And now, here we are. Over the past little bit I’ve wondered if I’ll die soon. I’ve wondered this because I’ve been driven of late to, “as far as it depends on (me), live at peace with everyone.” So I’ve been doing the work of peacemaking. I’ve sought out folks I need to make peace with in ways large and small. Sometimes they’ve sought me out, but when presented with that opportunity, I’ve taken it. I’ve wondered if I’ve been driven to do this work because somehow I know I’m not long for this earth. Lord willing, that’s not the case. Then again, whether I live to 82 or 42, I’m not really long for this (“between the times”) earth anyway. Conversely, maybe my development is right on cue:
I did recently turn 40, after all; so perhaps I’m feeling generative, which “refers to ‘making your mark’ on the world through caring for others as well as creating and accomplishing things that make the world a better place.” We’ve been stagnant, after all, for far too long.
Either way, I told Kirsten that the timing of everything that seems to be happening just now was nothing short of providential. I find it hard to think it coincidental that just as we wrestle through all that has happened and all we’ve learned in our journey thus far and are drawn into a community that we feel called to be the church with- a community that really seems to have a mission that they’re working on together in direct response to what they hear God telling them as they do the hard work of paying attention to what he’s up to- just as we are finally ready to learn what can be learned from our spectacular failure to follow Jesus as we might or should have a decade ago, just then Circle of Hope rolls into town in the form of Joshua and the Carnival de Resistance.

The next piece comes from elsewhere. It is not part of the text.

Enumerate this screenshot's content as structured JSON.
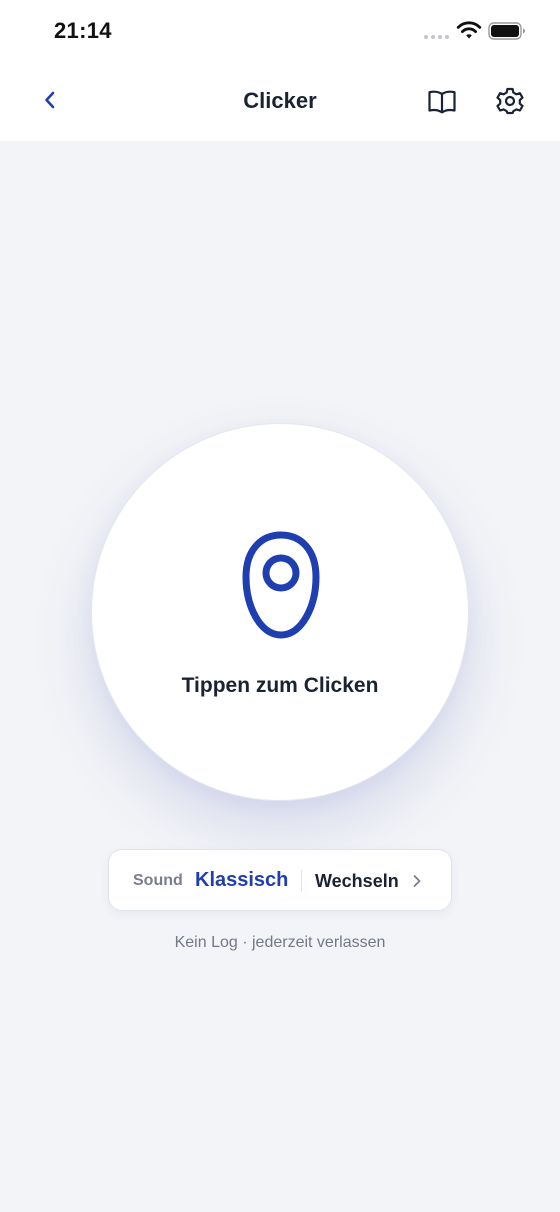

In all this I hear Jesus asking me, “Do you love me?” He’s had to repeat it enough times for me to pay attention, but I’m answering, “yes, Lord,” and I want to do the work of feeding his sheep, of loving my neighbor in ways large and small, of being the church and living into a different story than the one being told by the dominant culture I live in. Jesus is wanted in Minneapolis, and I’m happy to join the radicals and dissidents that make up his “known associates.”